Joe booked films, which gave him the opportunity to meet movie stars, among them Norma Talmadge, who became his wife in 1916. He was fascinated by Hollywood and wanted to get involved with movie production, whereas Nick was quietly managing Loew's burgeoning theatrical empire. Joe was far more enamored by the Hollywood lifestyle than his brother and wanted to take a much more active role in the production rather than the high finance end of the business. He saw his opportunity in 1917 to produce Roscoe 'Fatty' Arbuckle, Buster Keaton and the later D.W. Griffith films. At this point the brothers' lives took separate paths; Joe left Consolidated while Nick remained and soon became Marcus Loew's #2 man, assisting him in his dream of combining Metro Pictures with Goldwyn Pictures in order to provide the expanding theater chain with a steady flow of quality films (morphing into MGM, after bringing Louis B. Mayer and Irving Thalberg on board in 1924), later ascending to the presidency of Loew's Incorporated's--MGM's parent company--after Marcus Loew's sudden death (quietly becoming the most powerful man in the motion picture industry) in late 1926. Joe became chairman of United Artists (which, somewhat ironically, lacked a theater chain--a factor that would ultimately cripple his brother's studio in the 1950s after the Supreme Court's anti-trust decision required theatrical divestment) in 1924, then its president in 1927.

In 1933 he helped Darryl F. Zanuck establish 20th Century Pictures, which merged with the ailing Fox Film Corp. in 1935, with Schenck as chairman of the renamed 20th Century-Fox. Organized crime had coveted Hollywood from a distance for years, but had been unable to make serious inroads into the area thanks to the brutally effective work of the Los Angeles Police Department's so-called "hat squad," which was tasked with keeping the city Mafia-free. The studio's weak link was through the growing thorns in their collective sides: the unions, whose membership and collectives spanned across state lines. In 1936 Willie Morris Bioff, a Chicago mobster out of the remnants of the Al Capone gang who ran the International Alliance of Theatrical Stage Employees & Moving Picture Machine Operators behind the scenes, told the studios they could avoid strikes (along with the implied work slowdowns and spontaneous theater fires) for $2 million. All agreed to pay, but Schenck made one of the payoffs with a personal check, which came to the attention of U.S. Internal Revenue Service agents. Thanks to the paper trail, Schenck was indicted for income tax evasion. With some applied pressure and soul-searching, Joe testified against Bioff and the titular union president, George E. Browne, in 1941 as part of a plea bargain. In 1946 he began to serve a one-year sentence for tax irregularities and bribery (of the union officials) but was pardoned by President Harry Truman after having served only four months.

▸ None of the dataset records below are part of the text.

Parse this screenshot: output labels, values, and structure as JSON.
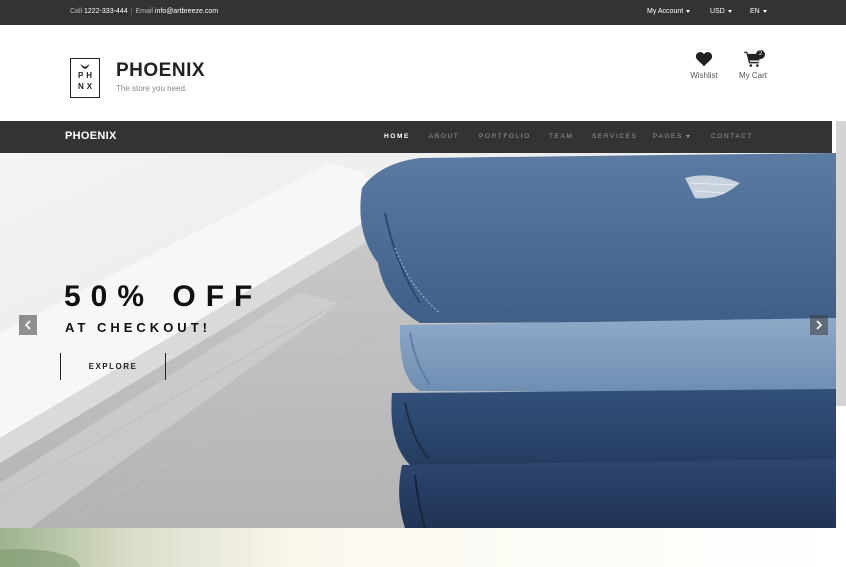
{
  "topbar": {
    "call_label": "Call",
    "phone": "1222-333-444",
    "email_label": "Email",
    "email": "info@artbreeze.com",
    "account": "My Account",
    "currency": "USD",
    "language": "EN"
  },
  "header": {
    "logo_letters": [
      "PH",
      "NX"
    ],
    "brand_name": "PHOENIX",
    "tagline": "The store you need.",
    "wishlist_label": "Wishlist",
    "cart_label": "My Cart",
    "cart_count": "2"
  },
  "nav": {
    "brand": "PHOENIX",
    "items": [
      {
        "label": "HOME",
        "active": true
      },
      {
        "label": "ABOUT"
      },
      {
        "label": "PORTFOLIO"
      },
      {
        "label": "TEAM"
      },
      {
        "label": "SERVICES"
      },
      {
        "label": "PAGES"
      },
      {
        "label": "CONTACT"
      }
    ]
  },
  "hero": {
    "title": "50% OFF",
    "subtitle": "AT CHECKOUT!",
    "button": "EXPLORE"
  },
  "colors": {
    "dark_bar": "#333333",
    "denim_dark": "#2b4163",
    "denim_mid": "#4a6b94",
    "denim_light": "#7f9cbd"
  },
  "icons": [
    "heart-icon",
    "cart-icon",
    "chevron-left-icon",
    "chevron-right-icon",
    "caret-down-icon"
  ]
}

After leaving prison he immediately returned to Fox as head of production. Marilyn Monroe became friendly with him in 1947 and was known as one of his "girlfriends", although she said the relationship was platonic. He was helpful in her career in any case, getting her a very small part in Fox's "Scudda Hoo! Scudda Hay!" and convincing Harry Cohn at Columbia to give her a contract after Fox dropped her.

AMPAS awarded Schenck a special Oscar for services to the film industry in 1952. In 1953 he co-founded the Magna Corp. with Michael Todd to market the Todd-AO wide-screen system, which was wildly profitable (and remains a technological force in the movie industry to this day). Shortly after he retired in 1957, Schenck had a stroke and never fully recovered.

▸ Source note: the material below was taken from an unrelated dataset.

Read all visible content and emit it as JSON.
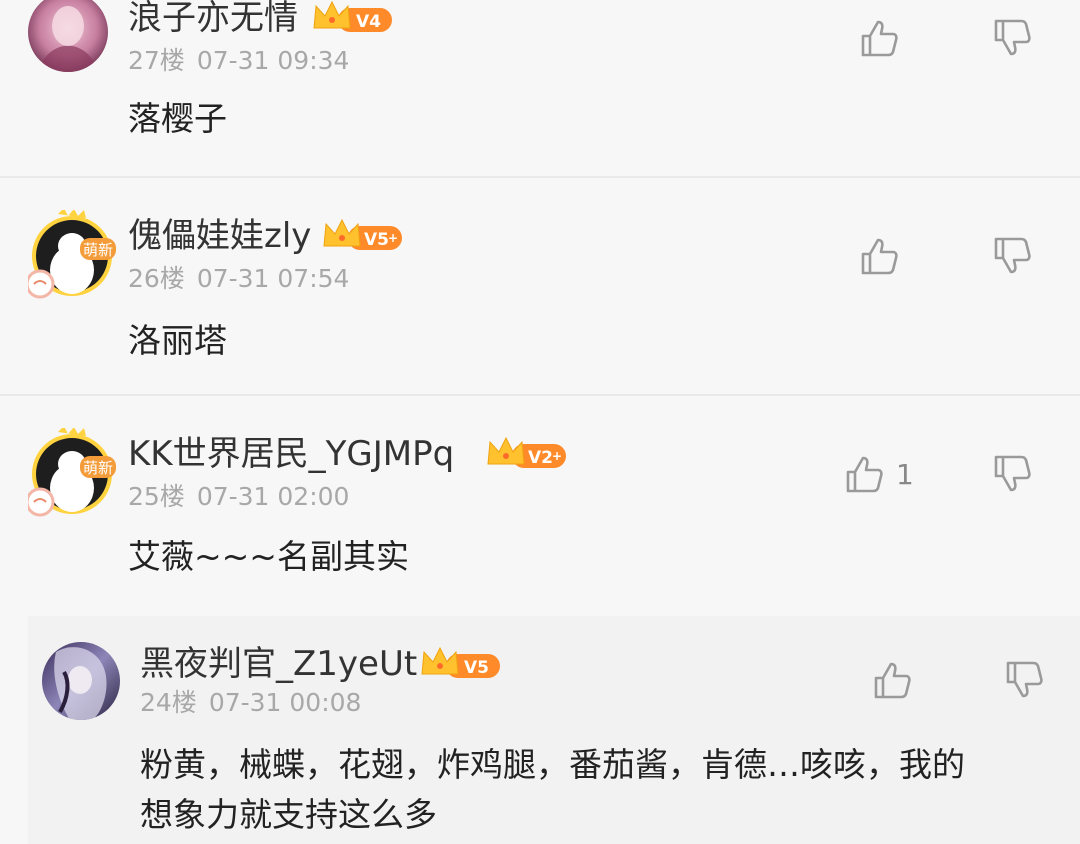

Name: Joseph M. Schenck

Known for: The General

BirthDay: 25, Dec ,1876